By Cal Widdall
A number of former football referees and officials, including a FIFA World Cup referee, were convicted of corruption charges in Northeast China yesterday. Nine defendants were given sentences of up to seven years in prison, and other cases are still pending.
‘Golden Whistle’ Lu Jun, who was a referee at the 2002 World Cup and twice named Referee of the Year by the Asian Football Confederation, was sentenced to five and a half years, in addition to having 100,000RMB of personal property confiscated for fixing the result of seven games.
During his trial, it was revealed that Shanghai Shenhua were involved in one of the fixed games (against Sydney FC) and have spent around 500,000RMB to bribe various officials and referees. That’s certainly much cheaper than hiring the services of famous French strikers to help them in the standings.
The longest imprisonment was handed down to Huang Junjie, who was sentenced to a seven year jail term and had 200,000RMB of his personal property confiscated.
Huang Junjie’s case gained international notoriety when he confessed to accepting money in relation to Manchester United’s 6-0 friendly victory over Shenzhen.
There was no suggestion that either team was aware, and rival fans of Manchester United joked that it wasn’t unusual for them to receive help from a referee anyway.
The crackdown on ‘black whistles’ over the past few years has even extended to the arrest of two senior officials within the Chinese Football Association. Their trials have yet to start.
Widespread match fixing in China and beyond
Football match fixing is by no means confined to China (there have been scandals in the high profile leagues of Germany, Italy and Brazil in recent years, not to mention the many misdemeanours of football’s international governing body, FIFA), but the level to which it has infiltrated the game in this country has long been a major concern and, according to many, the reason behind the poor state of the men’s national team.
China have only qualified for one World Cup, in 2002 when they failed to score a single goal, and are currently ranked 76th in the world (below titans such as Haiti and Cape Verde Islands).
However, the crackdown on corruption, along with new investment, has created an atmosphere of optimism in the Chinese game that has been missing since the infamous (and hilarious) ‘Chip shot-gate’ of 2009.

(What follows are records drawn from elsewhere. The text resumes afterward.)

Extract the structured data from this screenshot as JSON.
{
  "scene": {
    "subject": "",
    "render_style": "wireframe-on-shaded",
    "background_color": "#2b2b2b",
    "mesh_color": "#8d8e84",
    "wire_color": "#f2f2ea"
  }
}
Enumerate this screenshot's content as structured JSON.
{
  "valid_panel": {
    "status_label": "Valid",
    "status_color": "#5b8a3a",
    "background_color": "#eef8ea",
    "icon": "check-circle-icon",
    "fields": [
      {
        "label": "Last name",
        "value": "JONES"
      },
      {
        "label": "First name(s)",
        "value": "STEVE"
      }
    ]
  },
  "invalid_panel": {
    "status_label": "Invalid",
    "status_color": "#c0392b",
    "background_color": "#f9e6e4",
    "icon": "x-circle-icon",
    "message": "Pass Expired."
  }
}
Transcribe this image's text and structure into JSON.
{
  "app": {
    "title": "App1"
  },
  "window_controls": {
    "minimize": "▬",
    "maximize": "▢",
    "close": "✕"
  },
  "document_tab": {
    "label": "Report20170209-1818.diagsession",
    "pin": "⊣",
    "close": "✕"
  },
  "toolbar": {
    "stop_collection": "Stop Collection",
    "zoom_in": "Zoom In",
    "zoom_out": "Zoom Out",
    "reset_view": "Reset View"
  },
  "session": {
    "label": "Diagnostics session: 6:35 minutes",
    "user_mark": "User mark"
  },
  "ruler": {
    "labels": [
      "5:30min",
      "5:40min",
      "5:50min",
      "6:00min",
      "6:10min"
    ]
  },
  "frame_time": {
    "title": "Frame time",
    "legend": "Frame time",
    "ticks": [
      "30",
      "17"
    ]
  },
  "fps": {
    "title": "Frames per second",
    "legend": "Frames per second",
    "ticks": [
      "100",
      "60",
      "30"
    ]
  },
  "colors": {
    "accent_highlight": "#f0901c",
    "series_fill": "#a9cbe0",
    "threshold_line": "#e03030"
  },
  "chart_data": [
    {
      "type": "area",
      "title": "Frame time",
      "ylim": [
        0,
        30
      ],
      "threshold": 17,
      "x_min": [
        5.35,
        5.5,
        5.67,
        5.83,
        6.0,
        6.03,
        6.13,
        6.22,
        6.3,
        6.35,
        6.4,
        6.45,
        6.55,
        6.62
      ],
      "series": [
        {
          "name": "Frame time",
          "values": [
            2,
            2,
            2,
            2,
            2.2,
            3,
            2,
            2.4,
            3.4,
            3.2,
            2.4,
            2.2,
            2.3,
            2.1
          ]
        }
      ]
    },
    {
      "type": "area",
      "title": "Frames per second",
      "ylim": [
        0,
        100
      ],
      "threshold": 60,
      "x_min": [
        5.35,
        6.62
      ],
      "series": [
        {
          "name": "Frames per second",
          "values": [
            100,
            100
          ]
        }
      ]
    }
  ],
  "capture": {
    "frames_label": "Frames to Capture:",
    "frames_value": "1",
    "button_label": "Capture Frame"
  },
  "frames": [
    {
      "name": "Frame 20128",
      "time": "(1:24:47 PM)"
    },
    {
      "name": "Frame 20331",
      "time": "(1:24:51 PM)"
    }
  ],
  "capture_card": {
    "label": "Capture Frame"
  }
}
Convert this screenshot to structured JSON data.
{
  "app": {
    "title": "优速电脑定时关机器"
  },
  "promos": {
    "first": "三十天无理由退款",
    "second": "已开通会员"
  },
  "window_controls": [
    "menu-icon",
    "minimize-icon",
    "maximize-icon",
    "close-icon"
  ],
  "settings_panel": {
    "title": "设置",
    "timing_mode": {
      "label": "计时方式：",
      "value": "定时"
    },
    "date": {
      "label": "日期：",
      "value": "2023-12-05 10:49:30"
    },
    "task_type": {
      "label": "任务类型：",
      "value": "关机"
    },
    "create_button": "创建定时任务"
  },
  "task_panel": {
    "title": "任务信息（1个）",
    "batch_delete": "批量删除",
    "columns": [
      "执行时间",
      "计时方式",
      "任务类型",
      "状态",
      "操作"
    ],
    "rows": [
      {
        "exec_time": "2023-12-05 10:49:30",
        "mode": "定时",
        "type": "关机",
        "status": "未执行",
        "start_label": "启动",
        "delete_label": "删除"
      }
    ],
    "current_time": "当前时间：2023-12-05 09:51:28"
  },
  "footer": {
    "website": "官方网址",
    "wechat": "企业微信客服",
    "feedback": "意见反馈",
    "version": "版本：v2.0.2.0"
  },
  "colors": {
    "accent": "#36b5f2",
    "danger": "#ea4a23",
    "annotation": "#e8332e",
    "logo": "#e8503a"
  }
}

Hopefully Xi Jinping’s wish for China to one day win a World Cup isn’t as ridiculous as this old joke makes it seem.